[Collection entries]
--- START ---

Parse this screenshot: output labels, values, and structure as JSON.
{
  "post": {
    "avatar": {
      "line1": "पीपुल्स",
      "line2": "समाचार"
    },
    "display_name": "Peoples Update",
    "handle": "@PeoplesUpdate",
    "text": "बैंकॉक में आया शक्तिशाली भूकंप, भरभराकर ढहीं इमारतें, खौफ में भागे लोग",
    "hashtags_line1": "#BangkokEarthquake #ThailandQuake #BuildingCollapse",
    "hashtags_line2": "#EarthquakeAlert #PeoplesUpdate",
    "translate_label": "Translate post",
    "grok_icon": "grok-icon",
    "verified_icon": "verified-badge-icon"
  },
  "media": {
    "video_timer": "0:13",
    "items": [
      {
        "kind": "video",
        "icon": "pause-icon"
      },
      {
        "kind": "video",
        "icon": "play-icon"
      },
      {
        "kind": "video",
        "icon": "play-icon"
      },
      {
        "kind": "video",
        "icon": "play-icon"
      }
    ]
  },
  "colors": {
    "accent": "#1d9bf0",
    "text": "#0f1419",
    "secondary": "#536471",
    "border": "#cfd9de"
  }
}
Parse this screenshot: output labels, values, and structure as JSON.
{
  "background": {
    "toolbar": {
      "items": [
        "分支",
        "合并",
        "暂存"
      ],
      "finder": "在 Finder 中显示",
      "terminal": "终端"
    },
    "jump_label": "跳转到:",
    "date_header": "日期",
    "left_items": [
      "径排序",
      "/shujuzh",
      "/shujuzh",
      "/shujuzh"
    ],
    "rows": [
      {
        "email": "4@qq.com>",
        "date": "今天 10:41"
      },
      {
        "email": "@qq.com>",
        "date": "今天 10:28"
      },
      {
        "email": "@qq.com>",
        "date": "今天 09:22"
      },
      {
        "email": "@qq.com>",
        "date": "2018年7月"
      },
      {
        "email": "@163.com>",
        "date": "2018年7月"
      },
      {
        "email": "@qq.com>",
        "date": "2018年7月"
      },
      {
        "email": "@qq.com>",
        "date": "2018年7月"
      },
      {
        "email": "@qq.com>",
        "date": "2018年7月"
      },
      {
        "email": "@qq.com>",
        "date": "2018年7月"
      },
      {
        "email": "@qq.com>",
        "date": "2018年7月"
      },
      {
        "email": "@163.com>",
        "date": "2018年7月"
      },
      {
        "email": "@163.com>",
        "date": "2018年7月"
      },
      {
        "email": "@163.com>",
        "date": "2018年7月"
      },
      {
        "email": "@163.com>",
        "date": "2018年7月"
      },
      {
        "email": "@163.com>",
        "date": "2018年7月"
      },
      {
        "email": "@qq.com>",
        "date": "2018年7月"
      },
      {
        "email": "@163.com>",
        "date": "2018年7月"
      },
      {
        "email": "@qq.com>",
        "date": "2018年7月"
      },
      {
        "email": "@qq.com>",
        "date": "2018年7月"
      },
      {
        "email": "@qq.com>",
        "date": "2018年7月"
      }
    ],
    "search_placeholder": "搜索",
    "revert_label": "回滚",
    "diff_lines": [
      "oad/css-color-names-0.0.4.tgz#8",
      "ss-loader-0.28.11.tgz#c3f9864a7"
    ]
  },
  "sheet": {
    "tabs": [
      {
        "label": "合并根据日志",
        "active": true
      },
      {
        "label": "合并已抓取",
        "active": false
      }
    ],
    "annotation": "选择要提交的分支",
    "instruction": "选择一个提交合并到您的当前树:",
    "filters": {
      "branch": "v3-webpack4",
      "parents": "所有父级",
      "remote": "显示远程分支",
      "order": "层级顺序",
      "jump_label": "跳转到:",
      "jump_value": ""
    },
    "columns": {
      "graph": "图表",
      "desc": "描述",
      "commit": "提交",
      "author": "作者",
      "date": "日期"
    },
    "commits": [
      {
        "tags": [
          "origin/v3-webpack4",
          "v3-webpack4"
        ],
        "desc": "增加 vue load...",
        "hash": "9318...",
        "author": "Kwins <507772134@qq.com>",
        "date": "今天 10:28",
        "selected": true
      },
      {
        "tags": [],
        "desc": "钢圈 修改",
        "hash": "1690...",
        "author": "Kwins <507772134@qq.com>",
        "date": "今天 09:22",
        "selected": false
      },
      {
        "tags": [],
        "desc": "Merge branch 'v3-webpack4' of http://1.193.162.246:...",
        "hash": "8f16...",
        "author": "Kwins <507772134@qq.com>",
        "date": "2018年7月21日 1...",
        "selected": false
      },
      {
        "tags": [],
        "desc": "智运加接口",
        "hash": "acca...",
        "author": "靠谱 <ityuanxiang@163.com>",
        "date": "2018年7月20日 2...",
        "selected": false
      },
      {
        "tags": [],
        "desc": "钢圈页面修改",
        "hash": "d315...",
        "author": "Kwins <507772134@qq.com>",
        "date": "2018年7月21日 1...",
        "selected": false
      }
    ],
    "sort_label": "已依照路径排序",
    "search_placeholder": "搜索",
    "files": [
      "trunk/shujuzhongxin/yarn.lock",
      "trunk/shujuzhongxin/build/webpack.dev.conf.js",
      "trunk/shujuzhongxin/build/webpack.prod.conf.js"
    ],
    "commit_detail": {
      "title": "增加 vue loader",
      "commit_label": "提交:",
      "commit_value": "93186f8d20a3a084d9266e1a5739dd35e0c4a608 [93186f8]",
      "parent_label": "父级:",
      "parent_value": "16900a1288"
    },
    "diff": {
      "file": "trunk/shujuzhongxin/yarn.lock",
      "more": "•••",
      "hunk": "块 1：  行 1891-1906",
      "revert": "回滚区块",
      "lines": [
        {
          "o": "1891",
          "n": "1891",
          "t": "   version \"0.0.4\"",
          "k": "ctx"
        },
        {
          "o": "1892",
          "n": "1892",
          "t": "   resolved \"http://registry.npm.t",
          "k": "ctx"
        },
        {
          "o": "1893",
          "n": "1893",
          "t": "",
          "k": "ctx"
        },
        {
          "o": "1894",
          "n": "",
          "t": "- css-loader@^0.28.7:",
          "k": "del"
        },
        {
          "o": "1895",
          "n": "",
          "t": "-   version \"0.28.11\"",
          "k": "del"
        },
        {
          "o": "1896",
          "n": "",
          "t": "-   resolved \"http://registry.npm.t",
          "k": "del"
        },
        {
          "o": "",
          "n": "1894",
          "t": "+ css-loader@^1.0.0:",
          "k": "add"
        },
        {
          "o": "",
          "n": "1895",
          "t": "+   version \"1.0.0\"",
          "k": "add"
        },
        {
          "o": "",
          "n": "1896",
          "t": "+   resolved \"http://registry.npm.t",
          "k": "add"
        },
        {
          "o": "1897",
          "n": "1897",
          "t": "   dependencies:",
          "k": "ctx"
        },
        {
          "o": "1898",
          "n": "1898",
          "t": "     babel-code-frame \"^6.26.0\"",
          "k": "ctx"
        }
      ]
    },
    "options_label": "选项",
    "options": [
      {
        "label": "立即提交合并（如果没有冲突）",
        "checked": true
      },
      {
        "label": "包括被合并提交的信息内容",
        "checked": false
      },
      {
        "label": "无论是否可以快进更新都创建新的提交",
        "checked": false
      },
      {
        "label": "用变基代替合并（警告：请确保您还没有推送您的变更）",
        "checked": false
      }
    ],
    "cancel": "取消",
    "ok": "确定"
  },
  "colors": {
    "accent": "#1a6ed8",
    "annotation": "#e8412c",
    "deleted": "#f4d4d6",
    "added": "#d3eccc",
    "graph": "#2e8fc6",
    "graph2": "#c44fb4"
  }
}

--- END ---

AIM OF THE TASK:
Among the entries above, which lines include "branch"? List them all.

RESPONSE AREA:
      "branch": "v3-webpack4",
        "desc": "Merge branch 'v3-webpack4' of http://1.193.162.246:...",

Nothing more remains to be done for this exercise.